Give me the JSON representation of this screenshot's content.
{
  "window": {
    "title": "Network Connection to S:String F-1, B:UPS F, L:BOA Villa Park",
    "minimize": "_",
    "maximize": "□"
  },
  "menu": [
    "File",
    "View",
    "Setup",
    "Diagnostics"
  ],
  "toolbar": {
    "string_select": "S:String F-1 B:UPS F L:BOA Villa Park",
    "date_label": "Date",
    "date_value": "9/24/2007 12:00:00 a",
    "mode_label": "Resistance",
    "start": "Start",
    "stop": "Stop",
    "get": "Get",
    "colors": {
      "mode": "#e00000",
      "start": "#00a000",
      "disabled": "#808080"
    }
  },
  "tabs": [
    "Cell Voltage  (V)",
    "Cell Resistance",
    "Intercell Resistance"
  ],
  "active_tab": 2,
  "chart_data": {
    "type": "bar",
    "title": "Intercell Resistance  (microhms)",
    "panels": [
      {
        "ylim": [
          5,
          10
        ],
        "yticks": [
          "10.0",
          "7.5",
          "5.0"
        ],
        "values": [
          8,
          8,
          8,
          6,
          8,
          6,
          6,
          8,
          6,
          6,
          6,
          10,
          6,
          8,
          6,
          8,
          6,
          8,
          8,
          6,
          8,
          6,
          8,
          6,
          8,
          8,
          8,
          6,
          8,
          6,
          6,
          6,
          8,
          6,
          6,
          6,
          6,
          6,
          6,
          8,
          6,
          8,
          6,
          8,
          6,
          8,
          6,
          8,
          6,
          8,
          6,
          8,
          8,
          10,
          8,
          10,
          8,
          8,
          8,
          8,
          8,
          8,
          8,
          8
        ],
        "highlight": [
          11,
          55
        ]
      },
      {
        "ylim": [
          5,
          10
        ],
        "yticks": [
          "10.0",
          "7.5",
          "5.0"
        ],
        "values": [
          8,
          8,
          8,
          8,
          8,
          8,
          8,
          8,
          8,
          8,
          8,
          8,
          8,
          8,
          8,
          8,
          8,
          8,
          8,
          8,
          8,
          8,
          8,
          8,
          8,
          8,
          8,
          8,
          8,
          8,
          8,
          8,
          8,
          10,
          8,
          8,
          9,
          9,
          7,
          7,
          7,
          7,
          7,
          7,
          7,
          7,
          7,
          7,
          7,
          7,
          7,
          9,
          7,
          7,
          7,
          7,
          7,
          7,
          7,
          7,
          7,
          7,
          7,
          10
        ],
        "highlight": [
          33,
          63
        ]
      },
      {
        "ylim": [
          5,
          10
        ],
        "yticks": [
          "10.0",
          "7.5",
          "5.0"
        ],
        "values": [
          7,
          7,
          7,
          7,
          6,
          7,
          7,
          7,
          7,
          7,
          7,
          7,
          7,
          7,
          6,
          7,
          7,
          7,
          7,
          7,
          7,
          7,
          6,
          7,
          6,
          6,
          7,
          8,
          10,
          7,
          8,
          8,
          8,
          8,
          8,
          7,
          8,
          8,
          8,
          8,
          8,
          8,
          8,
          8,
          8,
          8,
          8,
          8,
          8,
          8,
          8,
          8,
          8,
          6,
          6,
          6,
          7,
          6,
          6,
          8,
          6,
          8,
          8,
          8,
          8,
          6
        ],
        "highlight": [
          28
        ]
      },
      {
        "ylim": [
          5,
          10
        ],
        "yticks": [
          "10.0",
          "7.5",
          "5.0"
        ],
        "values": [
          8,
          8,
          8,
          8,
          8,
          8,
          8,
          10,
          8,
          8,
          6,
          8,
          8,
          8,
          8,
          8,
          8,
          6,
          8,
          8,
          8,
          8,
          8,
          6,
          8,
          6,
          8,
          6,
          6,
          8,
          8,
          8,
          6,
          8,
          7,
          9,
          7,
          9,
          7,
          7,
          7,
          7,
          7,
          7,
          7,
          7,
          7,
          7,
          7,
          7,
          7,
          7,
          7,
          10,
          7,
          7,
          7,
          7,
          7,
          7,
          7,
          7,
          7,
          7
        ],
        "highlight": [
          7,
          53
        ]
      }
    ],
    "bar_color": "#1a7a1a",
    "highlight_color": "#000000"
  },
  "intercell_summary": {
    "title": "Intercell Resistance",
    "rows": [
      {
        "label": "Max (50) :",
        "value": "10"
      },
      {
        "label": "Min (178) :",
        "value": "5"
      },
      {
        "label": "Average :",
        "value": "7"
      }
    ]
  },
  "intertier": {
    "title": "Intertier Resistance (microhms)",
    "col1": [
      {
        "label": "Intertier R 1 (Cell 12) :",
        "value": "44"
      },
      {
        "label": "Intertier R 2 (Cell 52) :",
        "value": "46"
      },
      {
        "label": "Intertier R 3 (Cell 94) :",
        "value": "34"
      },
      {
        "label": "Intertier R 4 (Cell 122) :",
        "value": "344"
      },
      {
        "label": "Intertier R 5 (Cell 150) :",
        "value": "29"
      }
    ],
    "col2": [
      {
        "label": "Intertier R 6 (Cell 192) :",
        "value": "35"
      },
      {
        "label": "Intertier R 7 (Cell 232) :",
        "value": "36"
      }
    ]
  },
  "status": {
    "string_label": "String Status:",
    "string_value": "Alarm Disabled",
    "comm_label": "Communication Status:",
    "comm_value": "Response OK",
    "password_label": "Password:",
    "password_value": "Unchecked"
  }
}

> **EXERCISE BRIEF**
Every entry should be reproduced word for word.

> **SOLUTION FOR THIS TASK**
Give me the JSON representation of this screenshot's content.
{
  "window": {
    "title": "Network Connection to S:String F-1, B:UPS F, L:BOA Villa Park",
    "minimize": "_",
    "maximize": "□"
  },
  "menu": [
    "File",
    "View",
    "Setup",
    "Diagnostics"
  ],
  "toolbar": {
    "string_select": "S:String F-1 B:UPS F L:BOA Villa Park",
    "date_label": "Date",
    "date_value": "9/24/2007 12:00:00 a",
    "mode_label": "Resistance",
    "start": "Start",
    "stop": "Stop",
    "get": "Get",
    "colors": {
      "mode": "#e00000",
      "start": "#00a000",
      "disabled": "#808080"
    }
  },
  "tabs": [
    "Cell Voltage  (V)",
    "Cell Resistance",
    "Intercell Resistance"
  ],
  "active_tab": 2,
  "chart_data": {
    "type": "bar",
    "title": "Intercell Resistance  (microhms)",
    "panels": [
      {
        "ylim": [
          5,
          10
        ],
        "yticks": [
          "10.0",
          "7.5",
          "5.0"
        ],
        "values": [
          8,
          8,
          8,
          6,
          8,
          6,
          6,
          8,
          6,
          6,
          6,
          10,
          6,
          8,
          6,
          8,
          6,
          8,
          8,
          6,
          8,
          6,
          8,
          6,
          8,
          8,
          8,
          6,
          8,
          6,
          6,
          6,
          8,
          6,
          6,
          6,
          6,
          6,
          6,
          8,
          6,
          8,
          6,
          8,
          6,
          8,
          6,
          8,
          6,
          8,
          6,
          8,
          8,
          10,
          8,
          10,
          8,
          8,
          8,
          8,
          8,
          8,
          8,
          8
        ],
        "highlight": [
          11,
          55
        ]
      },
      {
        "ylim": [
          5,
          10
        ],
        "yticks": [
          "10.0",
          "7.5",
          "5.0"
        ],
        "values": [
          8,
          8,
          8,
          8,
          8,
          8,
          8,
          8,
          8,
          8,
          8,
          8,
          8,
          8,
          8,
          8,
          8,
          8,
          8,
          8,
          8,
          8,
          8,
          8,
          8,
          8,
          8,
          8,
          8,
          8,
          8,
          8,
          8,
          10,
          8,
          8,
          9,
          9,
          7,
          7,
          7,
          7,
          7,
          7,
          7,
          7,
          7,
          7,
          7,
          7,
          7,
          9,
          7,
          7,
          7,
          7,
          7,
          7,
          7,
          7,
          7,
          7,
          7,
          10
        ],
        "highlight": [
          33,
          63
        ]
      },
      {
        "ylim": [
          5,
          10
        ],
        "yticks": [
          "10.0",
          "7.5",
          "5.0"
        ],
        "values": [
          7,
          7,
          7,
          7,
          6,
          7,
          7,
          7,
          7,
          7,
          7,
          7,
          7,
          7,
          6,
          7,
          7,
          7,
          7,
          7,
          7,
          7,
          6,
          7,
          6,
          6,
          7,
          8,
          10,
          7,
          8,
          8,
          8,
          8,
          8,
          7,
          8,
          8,
          8,
          8,
          8,
          8,
          8,
          8,
          8,
          8,
          8,
          8,
          8,
          8,
          8,
          8,
          8,
          6,
          6,
          6,
          7,
          6,
          6,
          8,
          6,
          8,
          8,
          8,
          8,
          6
        ],
        "highlight": [
          28
        ]
      },
      {
        "ylim": [
          5,
          10
        ],
        "yticks": [
          "10.0",
          "7.5",
          "5.0"
        ],
        "values": [
          8,
          8,
          8,
          8,
          8,
          8,
          8,
          10,
          8,
          8,
          6,
          8,
          8,
          8,
          8,
          8,
          8,
          6,
          8,
          8,
          8,
          8,
          8,
          6,
          8,
          6,
          8,
          6,
          6,
          8,
          8,
          8,
          6,
          8,
          7,
          9,
          7,
          9,
          7,
          7,
          7,
          7,
          7,
          7,
          7,
          7,
          7,
          7,
          7,
          7,
          7,
          7,
          7,
          10,
          7,
          7,
          7,
          7,
          7,
          7,
          7,
          7,
          7,
          7
        ],
        "highlight": [
          7,
          53
        ]
      }
    ],
    "bar_color": "#1a7a1a",
    "highlight_color": "#000000"
  },
  "intercell_summary": {
    "title": "Intercell Resistance",
    "rows": [
      {
        "label": "Max (50) :",
        "value": "10"
      },
      {
        "label": "Min (178) :",
        "value": "5"
      },
      {
        "label": "Average :",
        "value": "7"
      }
    ]
  },
  "intertier": {
    "title": "Intertier Resistance (microhms)",
    "col1": [
      {
        "label": "Intertier R 1 (Cell 12) :",
        "value": "44"
      },
      {
        "label": "Intertier R 2 (Cell 52) :",
        "value": "46"
      },
      {
        "label": "Intertier R 3 (Cell 94) :",
        "value": "34"
      },
      {
        "label": "Intertier R 4 (Cell 122) :",
        "value": "344"
      },
      {
        "label": "Intertier R 5 (Cell 150) :",
        "value": "29"
      }
    ],
    "col2": [
      {
        "label": "Intertier R 6 (Cell 192) :",
        "value": "35"
      },
      {
        "label": "Intertier R 7 (Cell 232) :",
        "value": "36"
      }
    ]
  },
  "status": {
    "string_label": "String Status:",
    "string_value": "Alarm Disabled",
    "comm_label": "Communication Status:",
    "comm_value": "Response OK",
    "password_label": "Password:",
    "password_value": "Unchecked"
  }
}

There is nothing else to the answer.